Here at 51USstudy we have been prepping students for the redesigned SAT essay. While the old SAT essay engaged students by asking for examples from outside sources, the new one takes examples from a specified article and asks the student to deconstruct the author’s argument. What follows is a student’s redesigned SAT essay which responds to an article from the Los Angeles Times entitled ‘Stop Bullying The Soft Sciences’ (http://articles.latimes.com/2012/jul/12/opinion/la-oe-wilson-social-sciences-20120712)
In Timothy D Wilson’s “Stop Bullying the ‘Soft’ Sciences” article for the Los Angeles Times, he argues for the ‘Legitimacy’ of the sciences such as psychology and sociology in comparison to other sciences. He believes that the study of science “is not” limited to the study of molecules. By the end if the piece, the reader will likely find themselves nodding in accordance with what Wilson has to say, and this isn’t just because he’s right. Wilson makes such a compelling argument from his use of relevant real life examples, inclusive language, and rhetorical questions.
Evident logos usage through relevant examples used throughout the article provides Wilson’s argument with credibility. He says that some people have “probably benefitted from therapies such as cognitive behavioural therapy” to emphasize how social sciences and psychology are indeed important.

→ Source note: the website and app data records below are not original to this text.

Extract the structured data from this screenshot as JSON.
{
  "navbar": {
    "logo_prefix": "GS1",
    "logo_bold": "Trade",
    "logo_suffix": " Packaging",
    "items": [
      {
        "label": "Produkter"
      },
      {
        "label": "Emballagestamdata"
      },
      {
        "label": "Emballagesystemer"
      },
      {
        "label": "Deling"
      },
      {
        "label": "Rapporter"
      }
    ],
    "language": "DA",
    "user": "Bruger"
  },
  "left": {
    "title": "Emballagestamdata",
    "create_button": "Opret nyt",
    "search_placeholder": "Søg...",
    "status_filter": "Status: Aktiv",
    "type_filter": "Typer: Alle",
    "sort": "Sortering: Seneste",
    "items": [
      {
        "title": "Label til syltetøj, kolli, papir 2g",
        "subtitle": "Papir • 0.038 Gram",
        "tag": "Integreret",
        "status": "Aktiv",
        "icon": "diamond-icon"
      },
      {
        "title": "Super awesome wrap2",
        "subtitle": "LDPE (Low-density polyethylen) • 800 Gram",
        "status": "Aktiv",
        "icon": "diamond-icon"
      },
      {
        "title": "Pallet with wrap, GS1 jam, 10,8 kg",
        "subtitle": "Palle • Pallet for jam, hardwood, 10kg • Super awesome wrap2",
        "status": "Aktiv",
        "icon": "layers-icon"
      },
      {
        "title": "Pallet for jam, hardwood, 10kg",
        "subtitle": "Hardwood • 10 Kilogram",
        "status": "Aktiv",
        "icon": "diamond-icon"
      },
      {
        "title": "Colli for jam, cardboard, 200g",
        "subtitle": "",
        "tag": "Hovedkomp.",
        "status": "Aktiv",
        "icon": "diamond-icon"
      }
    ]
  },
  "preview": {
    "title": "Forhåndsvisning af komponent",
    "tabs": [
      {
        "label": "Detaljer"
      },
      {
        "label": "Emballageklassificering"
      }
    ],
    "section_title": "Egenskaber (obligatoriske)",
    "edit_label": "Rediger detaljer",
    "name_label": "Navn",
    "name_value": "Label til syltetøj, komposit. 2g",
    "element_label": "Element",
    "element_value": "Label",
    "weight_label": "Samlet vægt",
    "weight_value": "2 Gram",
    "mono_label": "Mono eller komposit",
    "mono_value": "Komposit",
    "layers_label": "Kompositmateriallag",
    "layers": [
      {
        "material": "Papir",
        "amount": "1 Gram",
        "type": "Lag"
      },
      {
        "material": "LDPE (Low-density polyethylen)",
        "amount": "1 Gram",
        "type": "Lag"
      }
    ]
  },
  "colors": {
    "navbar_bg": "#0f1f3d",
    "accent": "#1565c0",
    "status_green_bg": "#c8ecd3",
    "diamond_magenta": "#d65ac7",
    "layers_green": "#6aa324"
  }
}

He provides another example that says “psychological experiments have resulted in fewer lineups and interrogations, making it less likely that innocent people are convicted”. Both examples appeals to the reader’s sense of social justice and well being. Depression is known to be a common detrimental mental illness, and with Wilson’s reference to how psychology may help depression eases the reader into believing psychology and social sciences are important due to how they can help treat depression. Social justice and wrongful accusations are contemporary headlines close to everyone’s heart, and through Wilson’s use of a relevant real-life example, the reader is urged to feel as if the ‘soft’ sciences actually play an immense role on determining who actually belongs in jail. Without relevant examples, the reader would not be able to understand the things that the ‘soft’ sciences do.

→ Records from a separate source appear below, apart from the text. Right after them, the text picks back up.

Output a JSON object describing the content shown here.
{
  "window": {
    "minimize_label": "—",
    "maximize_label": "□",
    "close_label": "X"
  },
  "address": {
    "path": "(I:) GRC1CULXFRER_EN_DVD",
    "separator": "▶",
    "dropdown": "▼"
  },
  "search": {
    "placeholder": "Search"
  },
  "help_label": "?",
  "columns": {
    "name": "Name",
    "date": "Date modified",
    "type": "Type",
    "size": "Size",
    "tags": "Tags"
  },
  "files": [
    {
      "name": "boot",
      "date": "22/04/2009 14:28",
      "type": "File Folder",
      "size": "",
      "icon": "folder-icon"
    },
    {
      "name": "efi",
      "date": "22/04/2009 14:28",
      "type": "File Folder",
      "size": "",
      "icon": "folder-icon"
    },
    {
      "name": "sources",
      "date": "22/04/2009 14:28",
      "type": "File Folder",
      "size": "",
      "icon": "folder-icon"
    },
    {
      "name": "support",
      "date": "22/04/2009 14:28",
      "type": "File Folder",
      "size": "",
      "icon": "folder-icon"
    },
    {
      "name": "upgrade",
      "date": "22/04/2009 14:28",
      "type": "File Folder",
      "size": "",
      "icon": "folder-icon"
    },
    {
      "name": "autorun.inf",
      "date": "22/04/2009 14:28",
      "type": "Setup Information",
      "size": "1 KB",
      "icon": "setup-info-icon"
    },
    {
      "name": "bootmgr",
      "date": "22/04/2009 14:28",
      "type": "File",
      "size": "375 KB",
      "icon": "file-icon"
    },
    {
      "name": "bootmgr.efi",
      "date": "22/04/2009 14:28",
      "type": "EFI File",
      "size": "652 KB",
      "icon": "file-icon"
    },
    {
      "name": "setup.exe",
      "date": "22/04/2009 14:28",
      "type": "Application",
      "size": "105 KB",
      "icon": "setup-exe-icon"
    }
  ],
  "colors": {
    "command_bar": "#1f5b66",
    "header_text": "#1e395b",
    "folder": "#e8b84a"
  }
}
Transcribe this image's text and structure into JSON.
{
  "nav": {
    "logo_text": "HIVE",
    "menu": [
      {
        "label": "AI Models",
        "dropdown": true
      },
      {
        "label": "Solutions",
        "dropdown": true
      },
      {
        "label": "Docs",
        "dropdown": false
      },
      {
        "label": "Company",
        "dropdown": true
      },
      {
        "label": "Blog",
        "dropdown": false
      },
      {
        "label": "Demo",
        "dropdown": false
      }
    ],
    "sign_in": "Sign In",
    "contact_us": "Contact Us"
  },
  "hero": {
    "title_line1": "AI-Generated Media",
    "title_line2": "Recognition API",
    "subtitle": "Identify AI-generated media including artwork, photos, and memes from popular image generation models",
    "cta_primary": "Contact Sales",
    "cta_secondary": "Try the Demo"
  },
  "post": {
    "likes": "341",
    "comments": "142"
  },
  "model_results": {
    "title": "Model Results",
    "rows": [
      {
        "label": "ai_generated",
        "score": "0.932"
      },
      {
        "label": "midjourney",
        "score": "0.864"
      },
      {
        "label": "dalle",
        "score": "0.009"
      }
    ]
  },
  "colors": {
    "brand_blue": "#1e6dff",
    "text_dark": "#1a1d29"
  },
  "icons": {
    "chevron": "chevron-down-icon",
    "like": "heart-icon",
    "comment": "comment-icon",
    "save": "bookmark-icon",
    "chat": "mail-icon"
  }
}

Rhetorical questions are a key component to this article and Wilson is sure to employ them to spur the reader’s opinion. Wilson questions the reader whether he/she has ever heard of a “stereotype threat”. This question aims to support Wilson’s claim that social sciences are of essence. The question is testing the reader’s knowledge of the ‘soft’ sciences, reflecting on Wilson’s belief that many members of the general public “ have skepticism on the rigors of social sciences”. Wilson’s word choice in the question “ ever heard…” suggests his belief that many of the articles’ readers would not know about “stereotype threat”. This causes the reader to truly understand how underappreciated social sciences are in contrast to the ‘hard’ ones. This rhetorical question allows the reader to understand that social sciences are ‘legitimate’.

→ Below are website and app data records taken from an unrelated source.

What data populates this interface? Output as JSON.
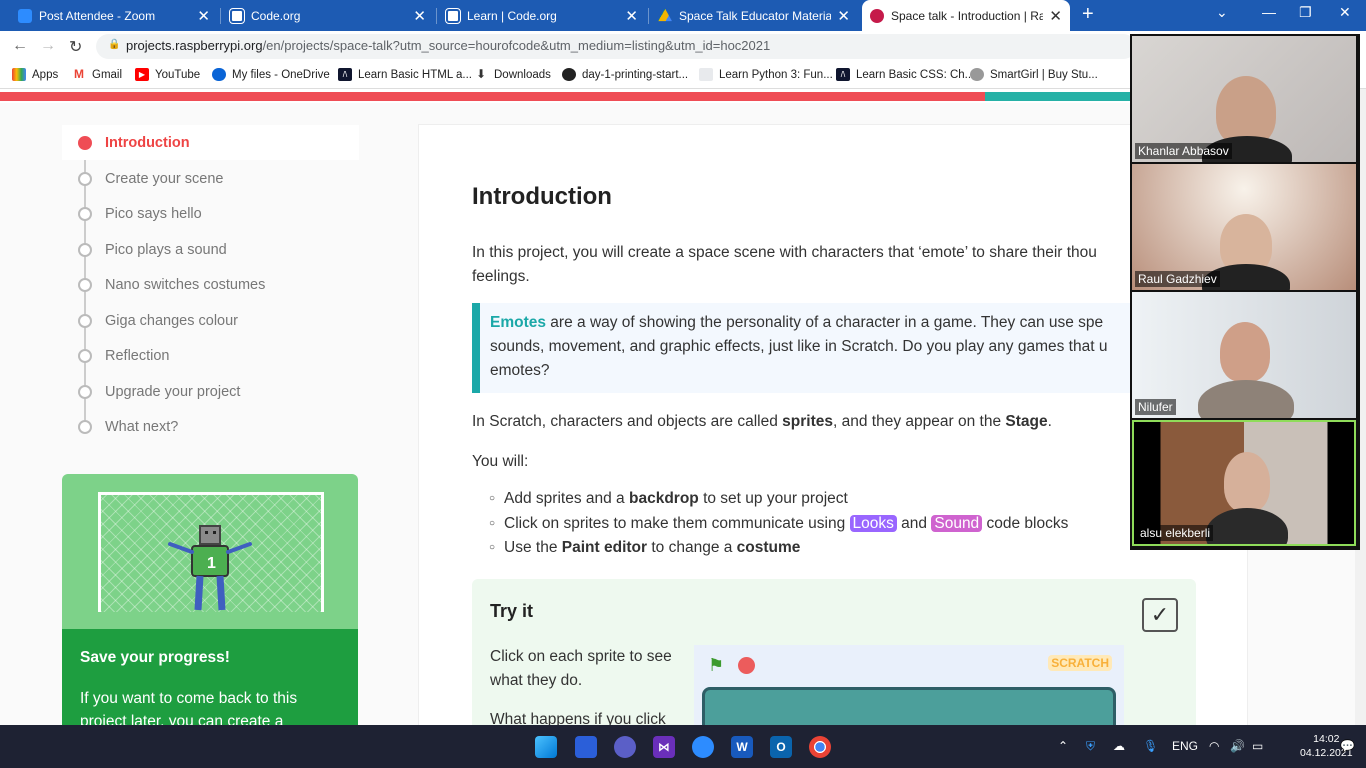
{
  "browser": {
    "tabs": [
      {
        "title": "Post Attendee - Zoom",
        "favicon_color": "#2d8cff"
      },
      {
        "title": "Code.org",
        "favicon_color": "#ffffff"
      },
      {
        "title": "Learn | Code.org",
        "favicon_color": "#ffffff"
      },
      {
        "title": "Space Talk Educator Materials - G",
        "favicon_color": "#f4b400"
      },
      {
        "title": "Space talk - Introduction | Raspbe",
        "favicon_color": "#c51a4a"
      }
    ],
    "url_domain": "projects.raspberrypi.org",
    "url_path": "/en/projects/space-talk?utm_source=hourofcode&utm_medium=listing&utm_id=hoc2021",
    "bookmarks": [
      "Apps",
      "Gmail",
      "YouTube",
      "My files - OneDrive",
      "Learn Basic HTML a...",
      "Downloads",
      "day-1-printing-start...",
      "Learn Python 3: Fun...",
      "Learn Basic CSS: Ch...",
      "SmartGirl | Buy Stu..."
    ]
  },
  "sidebar": {
    "steps": [
      "Introduction",
      "Create your scene",
      "Pico says hello",
      "Pico plays a sound",
      "Nano switches costumes",
      "Giga changes colour",
      "Reflection",
      "Upgrade your project",
      "What next?"
    ],
    "save_title": "Save your progress!",
    "save_text": "If you want to come back to this project later, you can create a"
  },
  "content": {
    "heading": "Introduction",
    "intro_l1": "In this project, you will create a space scene with characters that ‘emote’ to share their thou",
    "intro_l2": "feelings.",
    "callout_em": "Emotes",
    "callout_l1": " are a way of showing the personality of a character in a game. They can use spe",
    "callout_l2": "sounds, movement, and graphic effects, just like in Scratch. Do you play any games that u",
    "callout_l3": "emotes?",
    "sprites_pre": "In Scratch, characters and objects are called ",
    "sprites_bold": "sprites",
    "sprites_mid": ", and they appear on the ",
    "sprites_stage": "Stage",
    "sprites_end": ".",
    "you_will": "You will:",
    "b1_pre": "Add sprites and a ",
    "b1_bold": "backdrop",
    "b1_end": " to set up your project",
    "b2_pre": "Click on sprites to make them communicate using ",
    "b2_looks": "Looks",
    "b2_and": " and ",
    "b2_sound": "Sound",
    "b2_end": " code blocks",
    "b3_pre": "Use the ",
    "b3_bold": "Paint editor",
    "b3_mid": " to change a ",
    "b3_bold2": "costume",
    "tryit_title": "Try it",
    "tryit_p1": "Click on each sprite to see what they do.",
    "tryit_p2": "What happens if you click",
    "scratch_logo": "SCRATCH",
    "looks_color": "#9966ff",
    "sound_color": "#cf63cf"
  },
  "zoom": {
    "participants": [
      "Khanlar Abbasov",
      "Raul Gadzhiev",
      "Nilufer",
      "alsu elekberli"
    ]
  },
  "taskbar": {
    "lang": "ENG",
    "time": "14:02",
    "date": "04.12.2021"
  }
}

Inclusive language is what is utilized in the article, which makes the argument so powerful. Usage of words such as “most of us”, “you” and “we” are included in order to make the reader feel involved with the issue at hand. This rhetorical technique supports the claim that social sciences are underappreciated. By including such a technique, the issue would feel close to the reader’s heart provoking a sentimental response of sorts. Inclusive language is used to reiterate the importance of social sciences.
Is is through many rhetorical devices that Wilson sells his argument. Rhetorical questions, relevant real-life examples and inclusive language all contribute to an exceptionally well-written argument. It is his utilization of these practices that makes this article worthy of recognition. Once one reads the piece they’ll be nodding along in accordance with Wilson, and it isn’t for no reason.